“It would have to involve Michael [C. Hall],” Nevins said at the TCAs, clarifying-but-not-exactly that any “spinoff” of Dexter would naturally have to be about Dexter. “I think if we were to do it, I would only do it if it with Michael.” Nevins added that the idea of a Dexter spinoff, which would finally give producers a chance to flesh out the show’s underserved character Dexter, is one they “continue to talk about” at the network. Although, he admits, “If we were to do it, we would have to have a very good reason to do it.” For example, a butterfly flapping its wings in Central America. Or a particularly compelling Facebook comment. Or that they’ve still got all these Dexter mugs.


Still, this Dexter spinoff about Dexter would definitely not just be more Dexter. “It would have to feel like it’s a new show. I’m not interested in doing it if it’s just a continuation,” Nevins said of this Dexter show that would continue the story of Dexter, starring the guy who played Dexter. Instead, Nevins said it would have to be “a new concept and configuration,” albeit one that’s still about the same character “in a completely new setting with a new supporting cast.” Much like how Archie Bunker opened up Archie Bunker’s Place, after killing his friends and family and dumping their bodies at sea.

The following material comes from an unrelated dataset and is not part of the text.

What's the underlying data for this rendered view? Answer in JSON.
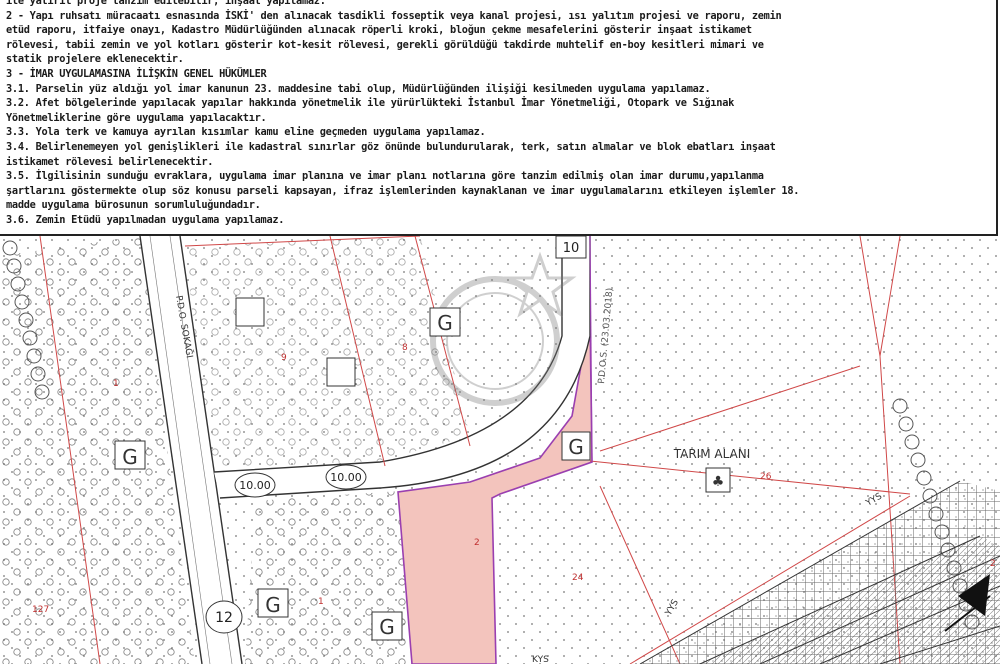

Of course, given the way things ended up, it’s possible the Dexter spinoff could be about Dexter’s new life as a lumberjack in Alaska—his nights spent stealthily murdering the trees that deserve it, placing shavings of their bark into his special box, and his fellow lumberjacks never suspecting that this morose, bearded sociopath who never says anything might be deeply troubled. And the spinoff would never give any thought to Dexter’s old supporting characters, just like the original Dexter. But in no way would this just be another season of Dexter.

Offering a glimpse into the sort of thinking that’s led us to this, Nevins also confirmed that, during planning for the series finale, killing off Dexter was never even considered as an option. “Honestly, it was never even discussed, the idea of killing him,” Nevins said. “No one even brought up the idea.” It’s hardly surprising; obviously, no one at Showtime can imagine just being done with Dexter.